■ **Records provided**

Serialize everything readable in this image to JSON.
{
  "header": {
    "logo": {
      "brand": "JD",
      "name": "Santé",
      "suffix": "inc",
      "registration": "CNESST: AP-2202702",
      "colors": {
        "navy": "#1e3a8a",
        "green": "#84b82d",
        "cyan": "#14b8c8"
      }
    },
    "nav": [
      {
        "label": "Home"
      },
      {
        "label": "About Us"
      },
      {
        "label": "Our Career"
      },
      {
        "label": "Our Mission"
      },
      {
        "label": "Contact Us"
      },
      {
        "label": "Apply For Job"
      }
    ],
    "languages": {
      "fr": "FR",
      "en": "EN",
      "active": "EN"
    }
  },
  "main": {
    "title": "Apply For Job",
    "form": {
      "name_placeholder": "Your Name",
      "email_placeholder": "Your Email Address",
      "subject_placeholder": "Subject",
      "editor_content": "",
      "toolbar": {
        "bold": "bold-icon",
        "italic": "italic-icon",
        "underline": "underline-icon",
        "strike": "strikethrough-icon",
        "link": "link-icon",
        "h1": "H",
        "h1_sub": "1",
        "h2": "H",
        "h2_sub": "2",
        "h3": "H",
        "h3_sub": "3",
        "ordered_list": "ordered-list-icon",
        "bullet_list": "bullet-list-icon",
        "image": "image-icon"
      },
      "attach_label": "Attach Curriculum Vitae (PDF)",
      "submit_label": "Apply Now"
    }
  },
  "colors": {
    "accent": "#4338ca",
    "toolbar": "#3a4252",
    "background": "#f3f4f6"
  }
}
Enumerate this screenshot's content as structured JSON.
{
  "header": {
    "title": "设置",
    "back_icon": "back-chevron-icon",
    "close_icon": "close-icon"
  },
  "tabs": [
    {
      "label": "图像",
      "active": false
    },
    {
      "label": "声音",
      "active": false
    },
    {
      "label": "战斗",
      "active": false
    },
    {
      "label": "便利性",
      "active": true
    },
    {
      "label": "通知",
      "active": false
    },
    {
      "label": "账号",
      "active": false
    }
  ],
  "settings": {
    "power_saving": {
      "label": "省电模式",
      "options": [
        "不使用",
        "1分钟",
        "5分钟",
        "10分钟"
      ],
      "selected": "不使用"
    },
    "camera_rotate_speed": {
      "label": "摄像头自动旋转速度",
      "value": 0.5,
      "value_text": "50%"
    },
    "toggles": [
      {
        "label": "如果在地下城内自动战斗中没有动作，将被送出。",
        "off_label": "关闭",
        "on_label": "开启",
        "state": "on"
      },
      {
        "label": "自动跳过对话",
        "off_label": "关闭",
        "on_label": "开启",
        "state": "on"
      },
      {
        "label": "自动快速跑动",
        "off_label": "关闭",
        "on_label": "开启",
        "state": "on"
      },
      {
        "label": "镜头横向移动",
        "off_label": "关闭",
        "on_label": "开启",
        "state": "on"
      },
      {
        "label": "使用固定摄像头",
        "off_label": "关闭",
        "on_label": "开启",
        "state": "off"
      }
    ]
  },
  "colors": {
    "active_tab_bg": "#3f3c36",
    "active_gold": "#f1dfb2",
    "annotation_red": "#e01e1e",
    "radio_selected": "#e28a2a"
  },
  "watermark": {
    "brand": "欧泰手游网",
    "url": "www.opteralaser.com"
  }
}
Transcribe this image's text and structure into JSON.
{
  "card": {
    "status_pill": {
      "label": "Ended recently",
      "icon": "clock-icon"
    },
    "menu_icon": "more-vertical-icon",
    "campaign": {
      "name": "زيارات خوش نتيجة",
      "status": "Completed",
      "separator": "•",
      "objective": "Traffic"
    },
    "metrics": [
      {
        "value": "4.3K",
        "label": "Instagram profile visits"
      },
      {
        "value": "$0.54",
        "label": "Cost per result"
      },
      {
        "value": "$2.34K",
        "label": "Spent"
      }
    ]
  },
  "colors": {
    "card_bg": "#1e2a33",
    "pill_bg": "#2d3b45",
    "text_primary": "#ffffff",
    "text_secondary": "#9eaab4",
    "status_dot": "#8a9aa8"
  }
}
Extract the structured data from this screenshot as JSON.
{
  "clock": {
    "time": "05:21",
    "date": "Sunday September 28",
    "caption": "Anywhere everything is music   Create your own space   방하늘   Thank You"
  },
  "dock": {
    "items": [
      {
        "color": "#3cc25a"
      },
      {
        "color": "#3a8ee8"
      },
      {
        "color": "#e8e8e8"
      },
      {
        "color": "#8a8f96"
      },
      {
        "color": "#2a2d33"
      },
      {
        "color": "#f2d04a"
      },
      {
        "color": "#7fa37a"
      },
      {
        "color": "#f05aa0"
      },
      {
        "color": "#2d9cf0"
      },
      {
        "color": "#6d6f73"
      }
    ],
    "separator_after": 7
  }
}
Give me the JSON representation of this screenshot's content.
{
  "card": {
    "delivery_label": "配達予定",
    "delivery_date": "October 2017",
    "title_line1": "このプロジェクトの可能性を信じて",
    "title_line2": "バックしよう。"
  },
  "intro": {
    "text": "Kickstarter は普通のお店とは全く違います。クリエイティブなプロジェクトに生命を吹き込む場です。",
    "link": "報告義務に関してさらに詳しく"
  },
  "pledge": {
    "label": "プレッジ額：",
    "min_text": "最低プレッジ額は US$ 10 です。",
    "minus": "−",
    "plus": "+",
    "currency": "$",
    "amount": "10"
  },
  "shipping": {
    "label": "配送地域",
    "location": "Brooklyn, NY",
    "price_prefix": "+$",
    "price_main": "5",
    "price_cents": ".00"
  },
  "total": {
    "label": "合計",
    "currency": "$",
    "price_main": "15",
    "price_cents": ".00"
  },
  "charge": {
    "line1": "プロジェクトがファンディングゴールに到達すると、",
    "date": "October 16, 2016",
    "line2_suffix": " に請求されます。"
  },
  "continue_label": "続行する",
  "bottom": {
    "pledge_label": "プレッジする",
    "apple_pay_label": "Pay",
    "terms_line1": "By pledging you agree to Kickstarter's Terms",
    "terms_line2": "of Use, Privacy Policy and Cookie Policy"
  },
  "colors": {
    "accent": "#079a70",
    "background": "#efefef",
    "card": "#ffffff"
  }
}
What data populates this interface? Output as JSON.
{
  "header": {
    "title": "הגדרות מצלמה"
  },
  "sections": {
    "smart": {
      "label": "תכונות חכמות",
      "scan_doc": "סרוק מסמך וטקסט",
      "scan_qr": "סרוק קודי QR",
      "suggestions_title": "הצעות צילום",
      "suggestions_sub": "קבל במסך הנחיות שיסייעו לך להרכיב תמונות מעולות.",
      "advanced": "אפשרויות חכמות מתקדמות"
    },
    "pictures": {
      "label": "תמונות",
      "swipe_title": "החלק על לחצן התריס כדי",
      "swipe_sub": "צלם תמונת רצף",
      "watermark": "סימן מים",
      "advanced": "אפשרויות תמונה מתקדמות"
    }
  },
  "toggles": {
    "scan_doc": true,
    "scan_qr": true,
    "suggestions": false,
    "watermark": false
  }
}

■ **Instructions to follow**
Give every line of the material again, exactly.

■ **Exercise answer**
Serialize everything readable in this image to JSON.
{
  "header": {
    "logo": {
      "brand": "JD",
      "name": "Santé",
      "suffix": "inc",
      "registration": "CNESST: AP-2202702",
      "colors": {
        "navy": "#1e3a8a",
        "green": "#84b82d",
        "cyan": "#14b8c8"
      }
    },
    "nav": [
      {
        "label": "Home"
      },
      {
        "label": "About Us"
      },
      {
        "label": "Our Career"
      },
      {
        "label": "Our Mission"
      },
      {
        "label": "Contact Us"
      },
      {
        "label": "Apply For Job"
      }
    ],
    "languages": {
      "fr": "FR",
      "en": "EN",
      "active": "EN"
    }
  },
  "main": {
    "title": "Apply For Job",
    "form": {
      "name_placeholder": "Your Name",
      "email_placeholder": "Your Email Address",
      "subject_placeholder": "Subject",
      "editor_content": "",
      "toolbar": {
        "bold": "bold-icon",
        "italic": "italic-icon",
        "underline": "underline-icon",
        "strike": "strikethrough-icon",
        "link": "link-icon",
        "h1": "H",
        "h1_sub": "1",
        "h2": "H",
        "h2_sub": "2",
        "h3": "H",
        "h3_sub": "3",
        "ordered_list": "ordered-list-icon",
        "bullet_list": "bullet-list-icon",
        "image": "image-icon"
      },
      "attach_label": "Attach Curriculum Vitae (PDF)",
      "submit_label": "Apply Now"
    }
  },
  "colors": {
    "accent": "#4338ca",
    "toolbar": "#3a4252",
    "background": "#f3f4f6"
  }
}
Enumerate this screenshot's content as structured JSON.
{
  "header": {
    "title": "设置",
    "back_icon": "back-chevron-icon",
    "close_icon": "close-icon"
  },
  "tabs": [
    {
      "label": "图像",
      "active": false
    },
    {
      "label": "声音",
      "active": false
    },
    {
      "label": "战斗",
      "active": false
    },
    {
      "label": "便利性",
      "active": true
    },
    {
      "label": "通知",
      "active": false
    },
    {
      "label": "账号",
      "active": false
    }
  ],
  "settings": {
    "power_saving": {
      "label": "省电模式",
      "options": [
        "不使用",
        "1分钟",
        "5分钟",
        "10分钟"
      ],
      "selected": "不使用"
    },
    "camera_rotate_speed": {
      "label": "摄像头自动旋转速度",
      "value": 0.5,
      "value_text": "50%"
    },
    "toggles": [
      {
        "label": "如果在地下城内自动战斗中没有动作，将被送出。",
        "off_label": "关闭",
        "on_label": "开启",
        "state": "on"
      },
      {
        "label": "自动跳过对话",
        "off_label": "关闭",
        "on_label": "开启",
        "state": "on"
      },
      {
        "label": "自动快速跑动",
        "off_label": "关闭",
        "on_label": "开启",
        "state": "on"
      },
      {
        "label": "镜头横向移动",
        "off_label": "关闭",
        "on_label": "开启",
        "state": "on"
      },
      {
        "label": "使用固定摄像头",
        "off_label": "关闭",
        "on_label": "开启",
        "state": "off"
      }
    ]
  },
  "colors": {
    "active_tab_bg": "#3f3c36",
    "active_gold": "#f1dfb2",
    "annotation_red": "#e01e1e",
    "radio_selected": "#e28a2a"
  },
  "watermark": {
    "brand": "欧泰手游网",
    "url": "www.opteralaser.com"
  }
}
Transcribe this image's text and structure into JSON.
{
  "card": {
    "status_pill": {
      "label": "Ended recently",
      "icon": "clock-icon"
    },
    "menu_icon": "more-vertical-icon",
    "campaign": {
      "name": "زيارات خوش نتيجة",
      "status": "Completed",
      "separator": "•",
      "objective": "Traffic"
    },
    "metrics": [
      {
        "value": "4.3K",
        "label": "Instagram profile visits"
      },
      {
        "value": "$0.54",
        "label": "Cost per result"
      },
      {
        "value": "$2.34K",
        "label": "Spent"
      }
    ]
  },
  "colors": {
    "card_bg": "#1e2a33",
    "pill_bg": "#2d3b45",
    "text_primary": "#ffffff",
    "text_secondary": "#9eaab4",
    "status_dot": "#8a9aa8"
  }
}
Extract the structured data from this screenshot as JSON.
{
  "clock": {
    "time": "05:21",
    "date": "Sunday September 28",
    "caption": "Anywhere everything is music   Create your own space   방하늘   Thank You"
  },
  "dock": {
    "items": [
      {
        "color": "#3cc25a"
      },
      {
        "color": "#3a8ee8"
      },
      {
        "color": "#e8e8e8"
      },
      {
        "color": "#8a8f96"
      },
      {
        "color": "#2a2d33"
      },
      {
        "color": "#f2d04a"
      },
      {
        "color": "#7fa37a"
      },
      {
        "color": "#f05aa0"
      },
      {
        "color": "#2d9cf0"
      },
      {
        "color": "#6d6f73"
      }
    ],
    "separator_after": 7
  }
}
Give me the JSON representation of this screenshot's content.
{
  "card": {
    "delivery_label": "配達予定",
    "delivery_date": "October 2017",
    "title_line1": "このプロジェクトの可能性を信じて",
    "title_line2": "バックしよう。"
  },
  "intro": {
    "text": "Kickstarter は普通のお店とは全く違います。クリエイティブなプロジェクトに生命を吹き込む場です。",
    "link": "報告義務に関してさらに詳しく"
  },
  "pledge": {
    "label": "プレッジ額：",
    "min_text": "最低プレッジ額は US$ 10 です。",
    "minus": "−",
    "plus": "+",
    "currency": "$",
    "amount": "10"
  },
  "shipping": {
    "label": "配送地域",
    "location": "Brooklyn, NY",
    "price_prefix": "+$",
    "price_main": "5",
    "price_cents": ".00"
  },
  "total": {
    "label": "合計",
    "currency": "$",
    "price_main": "15",
    "price_cents": ".00"
  },
  "charge": {
    "line1": "プロジェクトがファンディングゴールに到達すると、",
    "date": "October 16, 2016",
    "line2_suffix": " に請求されます。"
  },
  "continue_label": "続行する",
  "bottom": {
    "pledge_label": "プレッジする",
    "apple_pay_label": "Pay",
    "terms_line1": "By pledging you agree to Kickstarter's Terms",
    "terms_line2": "of Use, Privacy Policy and Cookie Policy"
  },
  "colors": {
    "accent": "#079a70",
    "background": "#efefef",
    "card": "#ffffff"
  }
}
What data populates this interface? Output as JSON.
{
  "header": {
    "title": "הגדרות מצלמה"
  },
  "sections": {
    "smart": {
      "label": "תכונות חכמות",
      "scan_doc": "סרוק מסמך וטקסט",
      "scan_qr": "סרוק קודי QR",
      "suggestions_title": "הצעות צילום",
      "suggestions_sub": "קבל במסך הנחיות שיסייעו לך להרכיב תמונות מעולות.",
      "advanced": "אפשרויות חכמות מתקדמות"
    },
    "pictures": {
      "label": "תמונות",
      "swipe_title": "החלק על לחצן התריס כדי",
      "swipe_sub": "צלם תמונת רצף",
      "watermark": "סימן מים",
      "advanced": "אפשרויות תמונה מתקדמות"
    }
  },
  "toggles": {
    "scan_doc": true,
    "scan_qr": true,
    "suggestions": false,
    "watermark": false
  }
}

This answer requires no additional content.